236 + 23 ____ 242 + 7
And don't forget to work with multiple addends. This is especially helpful if a child is trying to doing things
with mental math and you want to bring him/her back to the material. The Story of Ping
by Marjorie Flack is a good one for this! How many ducks are in his family?
Students need to have completely internalized
the concepts through repeated experiences using the material, or you will find that they suddenly stumble when the problems get more difficult
or you move to a new operation. If a child can carry with addition but can't figure out borrowing in subtraction, they never
really understood regrouping in the first place!
Crocodile Game with two addition problems with multiple addends:
326 + 12 + 4 + 1 ____ 314 + 3 + 2 + 18
It's also fun to build something with the golden bead material, like a castle or a mandala design, and then calculate its value. This often
leads to practice in regrouping (10 beads is a ten bar, 10 ten bars is a hundred square, 10 hundred squares is a thousand cube)
Activity Nine - Subtracting with Regrouping
You can create practice problems with or without a story. Math problems can be found everywhere!
Division is the only operation where we begin by sharing out the LARGEST pieces first (thousands), since to regroup
here you have to go down to the next value piece. With all of the other operations you begin solving the problem at the units place.
If you don't have the skittles from the Stamp Game to use for this you can
also use peg dolls or even wooden animals. Do not go past dividing by 9 at this point. Two- and three-digit divisors are covered
in the Stamp Game (Decurian Division and Centurian Devision).
Activity Twelve - Introduce Stamp Game
Continue to work on daily math practice and adding / subtracting / multiplying / dividing with regrouping throughout the school year.
This final activity, Introducing the Stamp Game, will come at some point in the school year and will vary per child depending on when
he/she has fully internalized the Golden Bead material. Dr. Maria Montessori was famous
for all of the in-between math materials she created to take the child sequentially on the journey from concrete
to abstract. Do not just jump from the Golden Bead Material to paper & pencil. The Stamp Game is the next step.
You can also make a Stamp Game yourself using small squares of colored construction paper. That would be completely fine (and when Maria
Montessori invented it she did use actual paper stamps). Since it is the next step in abstraction, keep the color coding intact. And
your child can also help make the squares.
I do NOT suggest making your own Golden Bead Material. It needs to be perfectly proportionate,
and I think that having it be store bought & special is important as well.
Christmas Farm by Mary Lyn Ray is a perfect source for some real-life math problems!
For multiplication and division there are also materials and teaching techniques that come after the Stamp Game that help guide the child
gently towards abstraction.
If you are a Waldorf homeschooler or classroom teacher interested in using Montessori materials
in the Waldorf environment, and you have questions, I'm happy to schedule a phone or Zoom call! Click on
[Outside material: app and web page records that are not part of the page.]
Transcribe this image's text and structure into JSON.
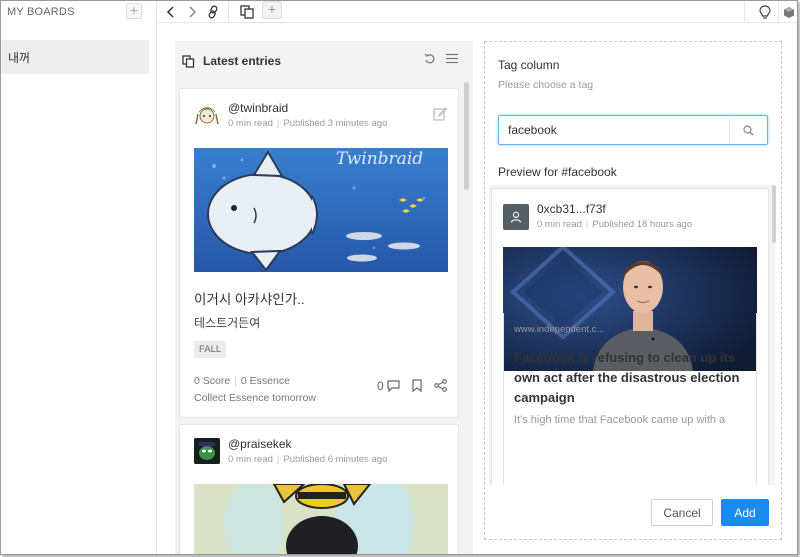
{
  "sidebar": {
    "title": "MY BOARDS",
    "add_icon": "plus-icon",
    "items": [
      {
        "label": "내꺼"
      }
    ]
  },
  "toolbar": {
    "icons": [
      "chevron-left-icon",
      "chevron-right-icon",
      "link-icon",
      "copy-icon",
      "plus-icon",
      "lightbulb-icon",
      "cube-icon"
    ]
  },
  "column": {
    "title": "Latest entries",
    "icons": [
      "entries-icon",
      "refresh-icon",
      "menu-icon"
    ],
    "entries": [
      {
        "username": "@twinbraid",
        "read_time": "0 min  read",
        "published": "Published 3 minutes ago",
        "image_text": "Twinbraid",
        "title": "이거시 아카샤인가..",
        "body": "테스트거든여",
        "tag": "FALL",
        "score": "0 Score",
        "essence": "0 Essence",
        "collect": "Collect Essence tomorrow",
        "comments": "0"
      },
      {
        "username": "@praisekek",
        "read_time": "0 min  read",
        "published": "Published 6 minutes ago"
      }
    ]
  },
  "tag_panel": {
    "title": "Tag column",
    "subtitle": "Please choose a tag",
    "search_value": "facebook",
    "preview_label": "Preview for #facebook",
    "preview": {
      "username": "0xcb31...f73f",
      "read_time": "0 min  read",
      "published": "Published 18 hours ago",
      "link_url": "www.independent.c...",
      "link_title": "Facebook is refusing to clean up its own act after the disastrous election campaign",
      "link_desc": "It's high time that Facebook came up with a"
    },
    "cancel_label": "Cancel",
    "add_label": "Add"
  },
  "colors": {
    "accent": "#1a8cf0",
    "focus_border": "#6cb4f0",
    "column_bg": "#f3f3f3"
  }
}
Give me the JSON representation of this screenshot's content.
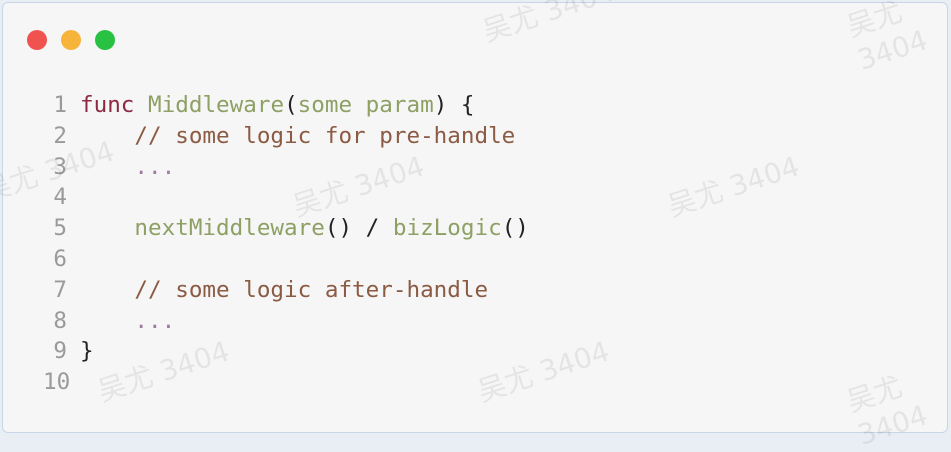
{
  "window": {
    "controls": [
      {
        "name": "close",
        "color": "#f0524f"
      },
      {
        "name": "minimize",
        "color": "#f6b53a"
      },
      {
        "name": "maximize",
        "color": "#29c141"
      }
    ]
  },
  "watermark": "吴尤 3404",
  "code": {
    "lines": [
      {
        "n": "1",
        "tokens": [
          {
            "t": "func",
            "c": "kw"
          },
          {
            "t": " ",
            "c": "pl"
          },
          {
            "t": "Middleware",
            "c": "fn"
          },
          {
            "t": "(",
            "c": "pl"
          },
          {
            "t": "some param",
            "c": "fn"
          },
          {
            "t": ") {",
            "c": "pl"
          }
        ]
      },
      {
        "n": "2",
        "tokens": [
          {
            "t": "    // some logic for pre-handle",
            "c": "cm"
          }
        ]
      },
      {
        "n": "3",
        "tokens": [
          {
            "t": "    ...",
            "c": "dd"
          }
        ]
      },
      {
        "n": "4",
        "tokens": []
      },
      {
        "n": "5",
        "tokens": [
          {
            "t": "    nextMiddleware",
            "c": "fn"
          },
          {
            "t": "() / ",
            "c": "pl"
          },
          {
            "t": "bizLogic",
            "c": "fn"
          },
          {
            "t": "()",
            "c": "pl"
          }
        ]
      },
      {
        "n": "6",
        "tokens": []
      },
      {
        "n": "7",
        "tokens": [
          {
            "t": "    // some logic after-handle",
            "c": "cm"
          }
        ]
      },
      {
        "n": "8",
        "tokens": [
          {
            "t": "    ...",
            "c": "dd"
          }
        ]
      },
      {
        "n": "9",
        "tokens": [
          {
            "t": "}",
            "c": "pl"
          }
        ]
      },
      {
        "n": "10",
        "tokens": []
      }
    ]
  }
}
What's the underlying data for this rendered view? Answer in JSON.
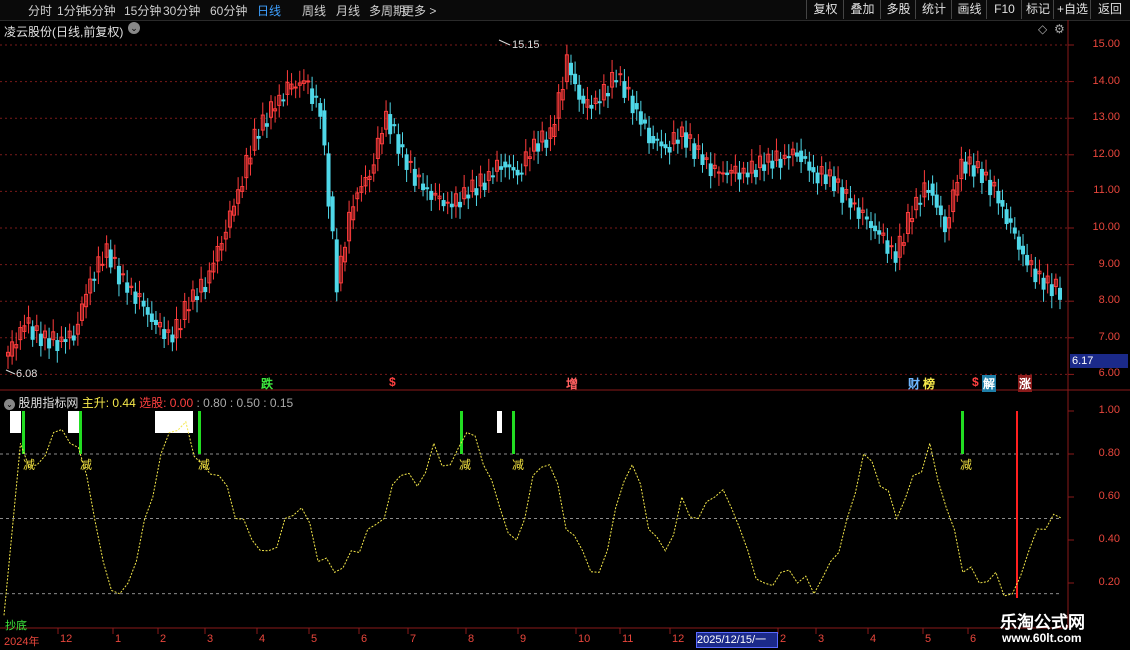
{
  "toolbar": {
    "periods": [
      "分时",
      "1分钟",
      "5分钟",
      "15分钟",
      "30分钟",
      "60分钟",
      "日线",
      "周线",
      "月线",
      "多周期",
      "更多 >"
    ],
    "active_period": "日线",
    "right_buttons": [
      "复权",
      "叠加",
      "多股",
      "统计",
      "画线",
      "F10",
      "标记",
      "+自选",
      "返回"
    ]
  },
  "main_chart": {
    "title": "凌云股份(日线,前复权)",
    "price_labels": [
      "15.00",
      "14.00",
      "13.00",
      "12.00",
      "11.00",
      "10.00",
      "9.00",
      "8.00",
      "7.00",
      "6.00"
    ],
    "high_mark": "15.15",
    "low_mark": "6.08",
    "current_price": "6.17",
    "events": [
      "跌",
      "$",
      "增",
      "财",
      "榜",
      "$",
      "解",
      "涨"
    ]
  },
  "indicator": {
    "name": "股朋指标网",
    "main_label": "主升:",
    "main_value": "0.44",
    "pick_label": "选股:",
    "pick_value": "0.00",
    "levels": ": 0.80 : 0.50 : 0.15",
    "axis_labels": [
      "1.00",
      "0.80",
      "0.60",
      "0.40",
      "0.20"
    ],
    "bottom_tag": "抄底",
    "signal_label": "减"
  },
  "date_axis": {
    "labels": [
      "2024年",
      "12",
      "1",
      "2",
      "3",
      "4",
      "5",
      "6",
      "7",
      "8",
      "9",
      "10",
      "11",
      "12",
      "2",
      "3",
      "4",
      "5",
      "6"
    ],
    "cursor_date": "2025/12/15/一"
  },
  "watermark": {
    "line1": "乐淘公式网",
    "line2": "www.60lt.com"
  },
  "colors": {
    "up": "#ff3c3c",
    "down": "#4fd7e8",
    "line": "#f5e84a",
    "green_bar": "#22dd22",
    "red_bar": "#ff2020",
    "grid": "#7a1a1a"
  },
  "chart_data": {
    "type": "line",
    "title": "凌云股份(日线,前复权)",
    "x_labels": [
      "2024年",
      "12",
      "1",
      "2",
      "3",
      "4",
      "5",
      "6",
      "7",
      "8",
      "9",
      "10",
      "11",
      "12",
      "2",
      "3",
      "4",
      "5",
      "6"
    ],
    "price_range": [
      5.8,
      15.4
    ],
    "price_closes": [
      6.5,
      7.4,
      7.0,
      6.9,
      7.1,
      8.6,
      9.4,
      8.5,
      8.0,
      7.3,
      7.0,
      8.0,
      8.5,
      9.7,
      11.0,
      12.5,
      13.2,
      13.8,
      14.0,
      13.2,
      8.5,
      10.8,
      11.5,
      13.1,
      12.0,
      11.2,
      10.8,
      10.6,
      11.0,
      11.3,
      11.8,
      11.5,
      12.3,
      12.5,
      14.5,
      13.3,
      13.5,
      14.2,
      13.4,
      12.5,
      12.2,
      12.6,
      12.0,
      11.5,
      11.5,
      11.5,
      11.8,
      11.9,
      12.1,
      11.5,
      11.4,
      10.8,
      10.3,
      9.8,
      9.2,
      10.5,
      11.2,
      10.0,
      11.8,
      11.6,
      11.0,
      10.0,
      9.0,
      8.5,
      8.3
    ],
    "indicator_range": [
      0.1,
      1.05
    ],
    "indicator_series": [
      0.05,
      0.85,
      0.75,
      0.9,
      0.85,
      0.7,
      0.3,
      0.15,
      0.3,
      0.6,
      0.9,
      0.95,
      0.75,
      0.7,
      0.5,
      0.4,
      0.35,
      0.5,
      0.55,
      0.3,
      0.25,
      0.35,
      0.45,
      0.5,
      0.7,
      0.65,
      0.85,
      0.75,
      0.9,
      0.75,
      0.55,
      0.4,
      0.7,
      0.75,
      0.45,
      0.35,
      0.25,
      0.55,
      0.75,
      0.45,
      0.35,
      0.6,
      0.5,
      0.6,
      0.55,
      0.35,
      0.2,
      0.25,
      0.2,
      0.15,
      0.3,
      0.5,
      0.8,
      0.65,
      0.5,
      0.7,
      0.85,
      0.55,
      0.25,
      0.2,
      0.25,
      0.15,
      0.35,
      0.45,
      0.5
    ],
    "levels": [
      0.8,
      0.5,
      0.15
    ]
  }
}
Consulting to email me.
Affiliate links through Amazon cover domain registration, web hosting, and website backup fees. This allows me to offer
my materials for free. Any
extra revenue is used as our homeschool budget for the month. Thank you for your support!